**THE PROBLEM:**
Looking only at the lines below that contain "screenshot", give the number of them and no other text.
━━ EXTRACTED MATERIAL ━━
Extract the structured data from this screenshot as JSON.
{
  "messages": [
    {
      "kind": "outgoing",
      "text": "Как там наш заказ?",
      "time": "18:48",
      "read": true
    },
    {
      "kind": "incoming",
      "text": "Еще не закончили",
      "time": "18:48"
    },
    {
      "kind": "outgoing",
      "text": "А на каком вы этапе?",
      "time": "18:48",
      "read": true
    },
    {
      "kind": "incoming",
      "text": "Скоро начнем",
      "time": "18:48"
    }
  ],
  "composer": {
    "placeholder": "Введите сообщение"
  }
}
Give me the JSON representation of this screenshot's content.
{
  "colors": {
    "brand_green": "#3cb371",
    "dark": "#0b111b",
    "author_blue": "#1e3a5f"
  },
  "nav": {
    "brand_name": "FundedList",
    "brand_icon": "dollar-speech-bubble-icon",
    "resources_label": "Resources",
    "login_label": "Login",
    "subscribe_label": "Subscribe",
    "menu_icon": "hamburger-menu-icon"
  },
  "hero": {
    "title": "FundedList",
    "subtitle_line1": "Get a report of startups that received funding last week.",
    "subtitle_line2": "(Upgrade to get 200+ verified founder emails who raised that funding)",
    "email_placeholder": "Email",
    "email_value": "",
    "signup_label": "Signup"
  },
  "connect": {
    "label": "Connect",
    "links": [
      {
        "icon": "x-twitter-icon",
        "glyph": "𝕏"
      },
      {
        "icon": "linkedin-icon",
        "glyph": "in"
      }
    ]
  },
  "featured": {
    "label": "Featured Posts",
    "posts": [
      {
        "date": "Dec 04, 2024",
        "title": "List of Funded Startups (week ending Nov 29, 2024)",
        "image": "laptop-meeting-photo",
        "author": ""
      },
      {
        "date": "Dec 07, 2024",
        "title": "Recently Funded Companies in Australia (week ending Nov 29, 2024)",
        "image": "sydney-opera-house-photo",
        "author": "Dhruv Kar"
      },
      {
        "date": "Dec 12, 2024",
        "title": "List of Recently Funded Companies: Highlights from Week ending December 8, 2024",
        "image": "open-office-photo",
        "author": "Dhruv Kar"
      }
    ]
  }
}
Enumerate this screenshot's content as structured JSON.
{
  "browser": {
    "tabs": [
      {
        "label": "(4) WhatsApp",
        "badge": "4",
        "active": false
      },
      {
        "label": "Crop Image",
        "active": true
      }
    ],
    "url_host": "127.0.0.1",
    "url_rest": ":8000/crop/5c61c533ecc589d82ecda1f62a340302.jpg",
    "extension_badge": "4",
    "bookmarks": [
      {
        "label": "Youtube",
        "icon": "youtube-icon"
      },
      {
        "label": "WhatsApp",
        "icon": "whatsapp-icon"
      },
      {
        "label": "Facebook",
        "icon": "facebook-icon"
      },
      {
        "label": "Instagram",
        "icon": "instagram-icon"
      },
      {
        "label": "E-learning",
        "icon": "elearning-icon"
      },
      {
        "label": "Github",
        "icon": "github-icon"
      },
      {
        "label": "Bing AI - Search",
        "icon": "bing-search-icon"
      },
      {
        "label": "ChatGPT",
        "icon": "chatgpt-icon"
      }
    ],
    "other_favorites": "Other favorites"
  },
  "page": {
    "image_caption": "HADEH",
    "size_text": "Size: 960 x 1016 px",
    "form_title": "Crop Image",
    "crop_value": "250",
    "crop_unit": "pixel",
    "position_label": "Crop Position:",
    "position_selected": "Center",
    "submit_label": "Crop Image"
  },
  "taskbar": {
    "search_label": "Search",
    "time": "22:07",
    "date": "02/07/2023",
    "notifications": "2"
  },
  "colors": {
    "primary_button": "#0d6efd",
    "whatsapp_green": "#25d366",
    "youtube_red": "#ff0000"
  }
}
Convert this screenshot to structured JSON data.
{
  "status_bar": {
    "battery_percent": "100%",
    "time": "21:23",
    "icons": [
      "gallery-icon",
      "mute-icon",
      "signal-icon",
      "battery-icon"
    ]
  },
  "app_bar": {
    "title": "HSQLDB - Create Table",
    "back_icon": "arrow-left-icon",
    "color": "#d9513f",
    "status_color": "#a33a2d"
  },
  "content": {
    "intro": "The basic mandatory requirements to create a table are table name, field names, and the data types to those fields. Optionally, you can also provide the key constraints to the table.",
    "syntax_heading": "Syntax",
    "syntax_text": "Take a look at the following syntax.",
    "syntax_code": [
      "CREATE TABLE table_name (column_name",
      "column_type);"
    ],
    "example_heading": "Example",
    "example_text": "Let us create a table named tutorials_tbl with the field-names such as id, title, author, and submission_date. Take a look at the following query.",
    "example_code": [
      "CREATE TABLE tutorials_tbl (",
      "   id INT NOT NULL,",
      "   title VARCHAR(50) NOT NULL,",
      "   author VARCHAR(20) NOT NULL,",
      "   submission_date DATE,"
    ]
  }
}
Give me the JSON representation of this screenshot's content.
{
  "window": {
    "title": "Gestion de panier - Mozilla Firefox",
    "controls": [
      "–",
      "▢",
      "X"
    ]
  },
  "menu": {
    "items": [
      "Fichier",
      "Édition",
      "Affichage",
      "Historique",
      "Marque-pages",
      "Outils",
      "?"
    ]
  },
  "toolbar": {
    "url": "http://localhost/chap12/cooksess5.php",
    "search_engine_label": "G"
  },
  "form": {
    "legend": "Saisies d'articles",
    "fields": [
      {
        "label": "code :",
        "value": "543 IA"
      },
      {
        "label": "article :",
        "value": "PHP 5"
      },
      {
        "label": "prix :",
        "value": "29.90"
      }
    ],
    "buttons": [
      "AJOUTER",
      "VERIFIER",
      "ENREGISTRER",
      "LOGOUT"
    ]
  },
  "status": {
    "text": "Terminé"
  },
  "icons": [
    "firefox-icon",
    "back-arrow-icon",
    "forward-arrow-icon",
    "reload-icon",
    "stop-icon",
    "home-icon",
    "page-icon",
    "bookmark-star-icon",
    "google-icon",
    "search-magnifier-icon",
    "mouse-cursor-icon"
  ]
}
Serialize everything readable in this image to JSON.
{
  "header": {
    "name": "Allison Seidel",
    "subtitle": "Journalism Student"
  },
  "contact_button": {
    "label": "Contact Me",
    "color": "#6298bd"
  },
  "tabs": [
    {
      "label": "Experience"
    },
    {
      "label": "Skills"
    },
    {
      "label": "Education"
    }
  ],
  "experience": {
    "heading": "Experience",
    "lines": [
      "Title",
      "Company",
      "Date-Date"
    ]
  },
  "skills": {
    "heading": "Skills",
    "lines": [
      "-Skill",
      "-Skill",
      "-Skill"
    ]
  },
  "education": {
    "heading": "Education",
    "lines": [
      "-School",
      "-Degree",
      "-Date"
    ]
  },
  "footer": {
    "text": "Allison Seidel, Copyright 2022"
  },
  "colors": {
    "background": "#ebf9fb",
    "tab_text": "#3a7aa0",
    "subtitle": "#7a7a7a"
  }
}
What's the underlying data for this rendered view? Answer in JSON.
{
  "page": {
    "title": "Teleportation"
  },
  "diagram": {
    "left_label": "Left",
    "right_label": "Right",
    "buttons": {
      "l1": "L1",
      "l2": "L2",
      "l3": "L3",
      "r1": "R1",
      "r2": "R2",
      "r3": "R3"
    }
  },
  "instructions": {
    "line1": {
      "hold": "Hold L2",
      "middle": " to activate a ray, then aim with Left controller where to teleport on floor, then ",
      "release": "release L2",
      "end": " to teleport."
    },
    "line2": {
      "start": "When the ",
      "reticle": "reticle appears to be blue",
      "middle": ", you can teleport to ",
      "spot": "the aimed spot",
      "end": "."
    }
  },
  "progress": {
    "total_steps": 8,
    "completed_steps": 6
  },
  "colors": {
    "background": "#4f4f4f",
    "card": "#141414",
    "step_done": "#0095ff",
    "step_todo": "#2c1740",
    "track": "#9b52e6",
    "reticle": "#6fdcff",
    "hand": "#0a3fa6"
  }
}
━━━
**REPLY:**
5